Inflammatory bowel disease: Keys to diagnosis and treatment

Darrell S. Pardi, William J. Tremaine

Research output: Contribution to journalReview articlepeer-review


Most patients with ulcerative colitis present with mild or moderate disease characterized by bloody diarrhea; one third or fewer present with severe disease. About 10% of patients have extraintestinal manifestations, including arthralgias, back pain, and skin or eye disorders at initial diagnosis. In Crohn's disease, abdominal pain, diarrhea, and weight loss are common. Postprandial pain with distention, nausea, and vomiting may indicate small-bowel obstruction. Abdominal films are indicated if bowel obstruction, toxic megacolon, or perforation is suspected. Mesalamine or hydrocortisone enemas may be sufficient to control mild ulcerative colitis, while oral aminosalicylates or corticosteroids may be required for more severe disease. Metronidazole may be effective in patients with mild Crohn's disease who do not respond to sulfasalazine or mesalamine; moderate to severe disease is best treated with prednisone, with the addition of sulfasalazine or mesalamine - or an immune modifier, such as azathioprine, 6-mercaptopurine, or methotrexate - to maintain remission.

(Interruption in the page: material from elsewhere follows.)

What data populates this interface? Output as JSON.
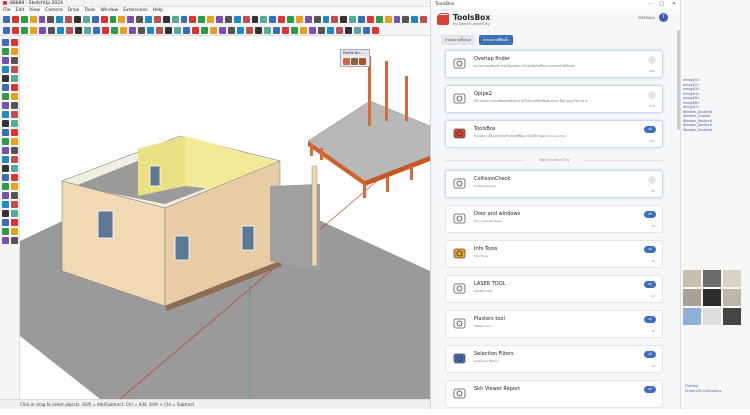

Original languageEnglish (US)
Pages (from-to)87-98
Number of pages12
Issue number1
StatePublished - Jan 1 1998

ASJC Scopus subject areas

  • Medicine(all)


Dive into the research topics of 'Inflammatory bowel disease: Keys to diagnosis and treatment'. Together they form a unique fingerprint.

Cite this